Report only the number of lines in the records that contain the word "yang".
==== Supplied data
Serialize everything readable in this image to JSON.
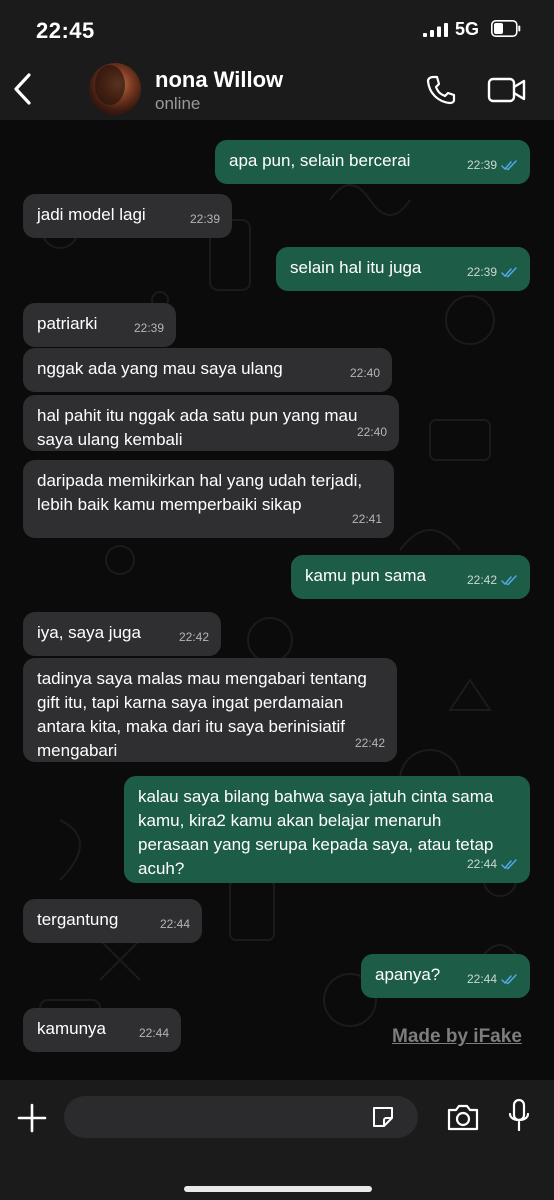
{
  "status_bar": {
    "time": "22:45",
    "network": "5G"
  },
  "header": {
    "name": "nona Willow",
    "status": "online"
  },
  "messages": [
    {
      "dir": "out",
      "text": "apa pun, selain bercerai",
      "time": "22:39"
    },
    {
      "dir": "in",
      "text": "jadi model lagi",
      "time": "22:39"
    },
    {
      "dir": "out",
      "text": "selain hal itu juga",
      "time": "22:39"
    },
    {
      "dir": "in",
      "text": "patriarki",
      "time": "22:39"
    },
    {
      "dir": "in",
      "text": "nggak ada yang mau saya ulang",
      "time": "22:40"
    },
    {
      "dir": "in",
      "text": "hal pahit itu nggak ada satu pun yang mau saya ulang kembali",
      "time": "22:40"
    },
    {
      "dir": "in",
      "text": "daripada memikirkan hal yang udah terjadi, lebih baik kamu memperbaiki sikap",
      "time": "22:41"
    },
    {
      "dir": "out",
      "text": "kamu pun sama",
      "time": "22:42"
    },
    {
      "dir": "in",
      "text": "iya, saya juga",
      "time": "22:42"
    },
    {
      "dir": "in",
      "text": "tadinya saya malas mau mengabari tentang gift itu, tapi karna saya ingat perdamaian antara kita, maka dari itu saya berinisiatif mengabari",
      "time": "22:42"
    },
    {
      "dir": "out",
      "text": "kalau saya bilang bahwa saya jatuh cinta sama kamu, kira2 kamu akan belajar menaruh perasaan yang serupa kepada saya, atau tetap acuh?",
      "time": "22:44"
    },
    {
      "dir": "in",
      "text": "tergantung",
      "time": "22:44"
    },
    {
      "dir": "out",
      "text": "apanya?",
      "time": "22:44"
    },
    {
      "dir": "in",
      "text": "kamunya",
      "time": "22:44"
    }
  ],
  "watermark": "Made by iFake",
  "icons": [
    "back-chevron-icon",
    "phone-icon",
    "video-icon",
    "plus-icon",
    "sticker-icon",
    "camera-icon",
    "mic-icon",
    "read-receipt-icon"
  ],
  "colors": {
    "incoming": "#2f2f31",
    "outgoing": "#1d5d47",
    "tick": "#53a6e8"
  }
}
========
## Answer section
4